Frans van Beveren, E52
The now traditional late New Year celebration kicked off the year for the Dutch Design Foundation. Director Martijn Paulen opened the year and with it the preparations for Dutch Design Week 2018.
The meeting began with an after movie of DDW 2017, after which Paulen talked enthusiastically: “It is fantastic to see everything played back like this, together we turned the city on its head. The MediaMarkt for example, where Koert van Mensvoort demonstrated how robots and people could work together. That must have been a bit of a shock for the people who just came in to buy a USB stick.” The director looks back with satisfaction on the more than 110 locations from the last year: “People sometimes complain that there is too much to see in a single day, but then you just haven’t spent enough time here!”
Paulen reflects on last year’s edition and in doing so immediately looks forward to the coming year: “Last year we set up various embassies based on themes for the World Design Event. That was very successful, so we have decided to retain a number of the themes.” It wasn’t just components from the programme that went well, the media attention for DDW had a positive vibe. An important part of this was the television programme De Toekomstbouwers, where designers were given in-depth exposure and they were able to show what they do, and most especially why they do it. During DDW 2018 there will be a second season of this programme. A part of Dutch Design Week that is going to be tackled differently this year is the Dutch Design Awards show. The award show that was previously held during the week will now take place in June.
What if Lab

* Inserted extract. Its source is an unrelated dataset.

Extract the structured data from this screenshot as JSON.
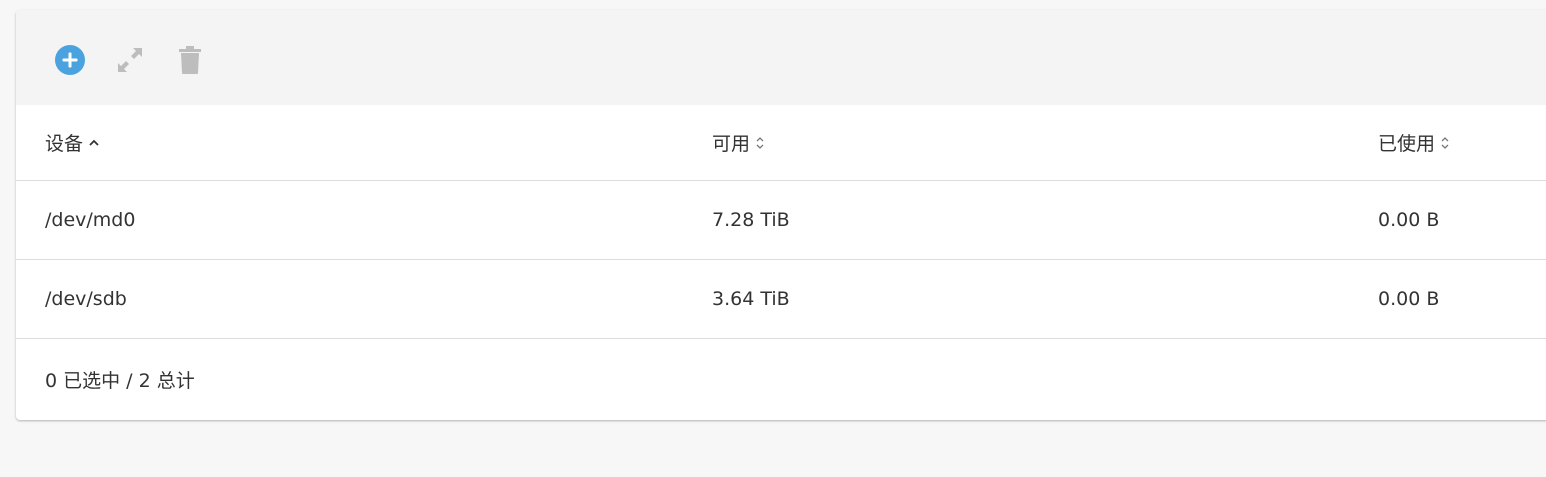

In addition to the week in October, there are a number of other projects that the Dutch Design Foundation is organising. One of them is What if Lab, where designers are linked to companies, government authorities or other parties. “What if lab was established because we believe so deeply in the ability of designers that we wanted to offer them a stage. In addition, we have noticed that there are parties in the market who would like to entrust the solving of issues to them.”
This year designers will be placed before new challenges in the What if Lab. Both the NS and the Association of Netherlands Municipalities (VNG) have new questions for designers to find answers to. The VNG is to continue with the What if Lab: Local government meets Design. This year it will focus on three topics: radicalisation, E-health and Smart City.
The NS is doing things a little differently this year. Instead of focussing on the train journey itself, this time it is the turn of the stations. Ruud Mols from the NS explains: “This year we’re going to get to work on the stations. Stations are all unique buildings, that are located in unique environments where unique passengers come and go. Stations shouldn’t become efficient transfer operations but rather personalised places.” According to Mols, it should no longer be a station, but ‘My station’. The question that designers could ponder over is: What if the unique combination of station, environment and people became a unique experience.
Electric Design Rides
The cars with art objects on the roof, which ferry DDW visitors around Eindhoven, are not to be supplied by Volvo this year. The Swedish car manufacturer has had to give up its place for the sake of the environment. This year all the cars will be electric. The French brand Renault is going to supply the cars.